When people are considering a divorce in Fort Worth, they often have questions regarding how the property they have acquired during the marriage will be divided. Texas is a community property state, which means the courts view all property acquired during the marriage as being marital property no matter which spouse actually acquired it.
While most property acquired during the marriage is subject to division in a divorce, there are some types of property that are excluded. Property acquired before the marriage is considered separate as is property acquired during the marriage as a gift or inheritance. Property that was purchased with money that is separate property is also considered to be separate and thus not subject to division.

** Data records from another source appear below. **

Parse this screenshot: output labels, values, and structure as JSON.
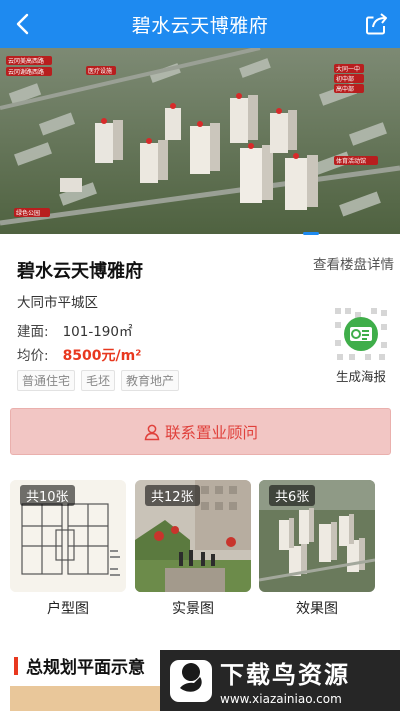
{
  "header": {
    "title": "碧水云天博雅府"
  },
  "hero": {
    "labels": [
      "云冈美高西路",
      "云冈谢路西路",
      "医疗设施",
      "大同一中",
      "初中部",
      "高中部",
      "绿色公园",
      "体育活动馆"
    ]
  },
  "property": {
    "name": "碧水云天博雅府",
    "detail_link": "查看楼盘详情",
    "district": "大同市平城区",
    "area_label": "建面:",
    "area_value": "101-190㎡",
    "price_label": "均价:",
    "price_value": "8500元/m²",
    "tags": [
      "普通住宅",
      "毛坯",
      "教育地产"
    ],
    "poster_label": "生成海报"
  },
  "contact": {
    "label": "联系置业顾问"
  },
  "gallery": [
    {
      "count": "共10张",
      "label": "户型图"
    },
    {
      "count": "共12张",
      "label": "实景图"
    },
    {
      "count": "共6张",
      "label": "效果图"
    }
  ],
  "section": {
    "title": "总规划平面示意"
  },
  "watermark": {
    "title": "下载鸟资源",
    "url": "www.xiazainiao.com"
  },
  "colors": {
    "header": "#1e8af0",
    "price": "#e8381f",
    "contact_bg": "#f2c6c4",
    "contact_text": "#e0413c",
    "poster_icon": "#3fae4a"
  }
}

In Texas, the law allows for couples to sign premarital or marital agreements concerning property. These agreements can outline how property will be divided in the event a dissolution occurs. When such an agreement exists, parties should inform the court. Judges will follow the agreement when making divisions of debt and assets in the final divorce orders. When one spouse has contributed funds towards the other's separate debts or separate property, courts can also award money to reimburse them the amount of contribution.
Marital property division can be complicated, especially in high-asset cases or for those with pension and retirement accounts. For people in those situations, it may be beneficial to speak with a family law attorney to better understand how assets and debts are likely to be divided. A family law attorney can assist their clients by proposing a property division plan that will address all community property in a fair and reasonable manner. Attorneys can help their clients locate assets the other person is hiding as well.
Source: State Bar of Texas, "Pro Se Divorce Handbook", October 18, 2014